Intimacy and Argentine Tango on a Monday Night
I came away with more than The Basic and The Ocho al Frente
When I saw online that my dance class was going to be taught by a man named Helmut, what my reality looked like was not what I had imagined.
Helmut was a small framed man who looked vaguely to be of Asian descent. I’ve rarely ever seen someone whose ethnicity was that elusive. He had very short hair and a small white beard at the tip of his chin that showed his age. When he introduced himself, I was expecting “Helmoot.” What he said was “Helmet.”
He asked if I had ever danced the Argentine Tango and I told him it was my first time. He asked what took me so long. The best answer I could muster was, “Traffic was a bitch.”
I was only partly kidding. Much of my life has resembled sitting in a car waiting for something to start moving. I’ve hit a point where I’ve simply gotten out of the car, abandoned it on the freeway and started walking. Like some weird apocalytpic revelation that if I don’t do it, I might not get out alive.
Tonight, I walked right into an aged ballroom dance studio in a mostly abandoned strip mall not far from my house. It was more than just a tad terrifying. And freakishly exciting.

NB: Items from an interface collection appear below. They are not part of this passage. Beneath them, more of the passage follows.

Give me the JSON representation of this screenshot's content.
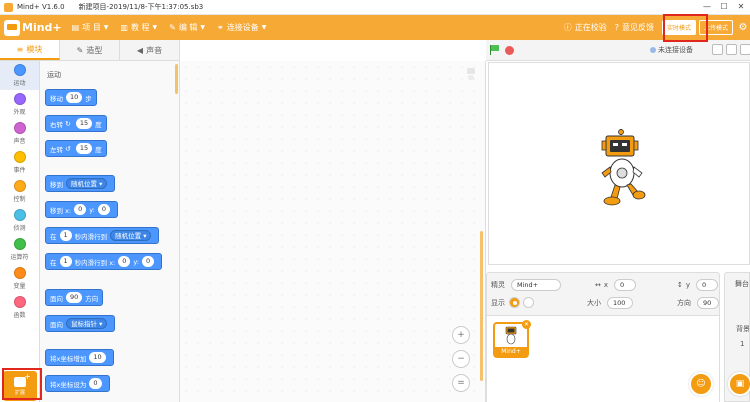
{
  "titlebar": {
    "app_title": "Mind+ V1.6.0",
    "file_title": "新建项目-2019/11/8-下午1:37:05.sb3",
    "minimize": "—",
    "maximize": "☐",
    "close": "✕"
  },
  "menubar": {
    "logo_text": "Mind+",
    "items": [
      {
        "label": "项 目",
        "icon": "file-icon"
      },
      {
        "label": "教 程",
        "icon": "book-icon"
      },
      {
        "label": "编 辑",
        "icon": "edit-icon"
      },
      {
        "label": "连接设备",
        "icon": "connect-icon"
      }
    ],
    "correcting_label": "正在校验",
    "feedback_label": "意见反馈",
    "realtime_mode": "实时模式",
    "upload_mode": "上传模式",
    "accent_color": "#f7a935"
  },
  "tabs": [
    {
      "label": "模块",
      "icon": "blocks-icon"
    },
    {
      "label": "造型",
      "icon": "brush-icon"
    },
    {
      "label": "声音",
      "icon": "speaker-icon"
    }
  ],
  "categories": [
    {
      "label": "运动",
      "color": "#4c97ff"
    },
    {
      "label": "外观",
      "color": "#9966ff"
    },
    {
      "label": "声音",
      "color": "#cf63cf"
    },
    {
      "label": "事件",
      "color": "#ffbf00"
    },
    {
      "label": "控制",
      "color": "#ffab19"
    },
    {
      "label": "侦测",
      "color": "#4cbfe6"
    },
    {
      "label": "运算符",
      "color": "#40bf4a"
    },
    {
      "label": "变量",
      "color": "#ff8c1a"
    },
    {
      "label": "函数",
      "color": "#ff6680"
    }
  ],
  "extension": {
    "label": "扩展"
  },
  "palette": {
    "title": "运动",
    "blocks": {
      "move": {
        "t1": "移动",
        "v": "10",
        "t2": "步"
      },
      "turn_right": {
        "t1": "右转",
        "icon": "↻",
        "v": "15",
        "t2": "度"
      },
      "turn_left": {
        "t1": "左转",
        "icon": "↺",
        "v": "15",
        "t2": "度"
      },
      "goto": {
        "t1": "移到",
        "dd": "随机位置 ▾"
      },
      "goto_xy": {
        "t1": "移到 x:",
        "x": "0",
        "t2": "y:",
        "y": "0"
      },
      "glide": {
        "t1": "在",
        "v": "1",
        "t2": "秒内滑行到",
        "dd": "随机位置 ▾"
      },
      "glide_xy": {
        "t1": "在",
        "v": "1",
        "t2": "秒内滑行到 x:",
        "x": "0",
        "t3": "y:",
        "y": "0"
      },
      "point_dir": {
        "t1": "面向",
        "v": "90",
        "t2": "方向"
      },
      "point_towards": {
        "t1": "面向",
        "dd": "鼠标指针 ▾"
      },
      "change_x": {
        "t1": "将x坐标增加",
        "v": "10"
      },
      "set_x": {
        "t1": "将x坐标设为",
        "v": "0"
      }
    }
  },
  "workspace": {
    "zoom_in": "+",
    "zoom_out": "−",
    "reset": "="
  },
  "stage": {
    "device_status": "未连接设备"
  },
  "sprite_info": {
    "sprite_label": "精灵",
    "sprite_name": "Mind+",
    "x_label": "x",
    "x_value": "0",
    "y_label": "y",
    "y_value": "0",
    "show_label": "显示",
    "size_label": "大小",
    "size_value": "100",
    "direction_label": "方向",
    "direction_value": "90"
  },
  "sprite_list": [
    {
      "name": "Mind+"
    }
  ],
  "stage_side": {
    "title": "舞台",
    "backdrop_label": "背景",
    "backdrop_count": "1"
  }
}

I’ve always loved dancing. Shortly after my first divorce, I took up East Coast Swing that was taught every Tuesday in the bar area of an old hotel downtown. Ornate and allegedly haunted, it buzzed with energy.
There I could go and take a lesson and dance all night for eight dollars.
My partners would include business men fresh from work, old men who had lost their wives, young fellas with nose rings, fresh tattoos and Doc Martens and myriad of other kind misfits that didn’t mind me stepping on their toes.
The girls dressed the part with swing skirts and rockabilly dresses. It’s how I ended up with a good legion of Burlesque dancers as friends that taught me there was a whole other level to body positivity.
When the hotel bar closed down, so did my dancing. The week before that I had caved and bought myself a pair of black, soft bottomed dance heels. They’ve been in a box in my closet, untouched, since 2008.
There were only five of us in the class but others practiced all around us. All the other people had dance shoes and clothes made for movement. My hands started to sweat.
I’m pretty sure I stuck out like a sore thumb in the dance studio, wearing Converse and a Tom Petty t-shirt, with my hair that I never really did today in a weird bun.
My makeup most likely melted off my face around 11:30am today and I didn’t care enought to fix it. Who did I have to impress? Not a damn soul.
Helmut showed us The Basic. Everything starts, ends and centers around one eight count sequence. Master this and your partner will always know where your feet are. Much easier said than done. I didn’t even know where my feet were.
When Helmut would run through the practice with me, he would give me instruction looking me square in the eye while twisting me in this direction or that. When we’d dance, we’d keep the eye contact. It was almost unnerving.
There’s a weird vulnerability in letting someone have that concentrated of eye contact with you. It felt uncomfortable until it just wasn’t anymore. It just became dancing.
The steps really aren’t difficult and it felt amazing. We moved on to the Ocho al Frente. I actually felt graceful. I danced with a man well into retirement age who asked a lot of questions like there would be a test later. I danced with a young man who looked like an African American version of Juan Epstein from Welcome Back, Kotter.
I giggled like I was an 8-year-old girl, I had so much fun.
This is something I do now. I’ll be back next week and the week after. I’ll get better at this and, at some point, those shoes will come out of my closet.
There are small pleasures in life and dancing is one of them. It may be one of the most intimate things you can do with someone. I need this in my life.
Neither of my ex-husbands were blessed with dancing genes. Just two left feet and a boatload of white boy, non-existant rhythm. So we didn’t dance. Turns out, I’m a dancer. I might not be a good one, but not being good at something doesn’t always stop us from being who we are.
It occurred to me several times during the class that I was learning something I may never have the chance to practice or do with someone. Someone with whom I share intimacy on a level that is real and tangible. That’s mine. That lingers long after a dance is over.
That’s not going to stop me. I should get to spin and glide and move just the same. But, I made a mental note. For any man who ever wants to be with me, there is a condition. We dance.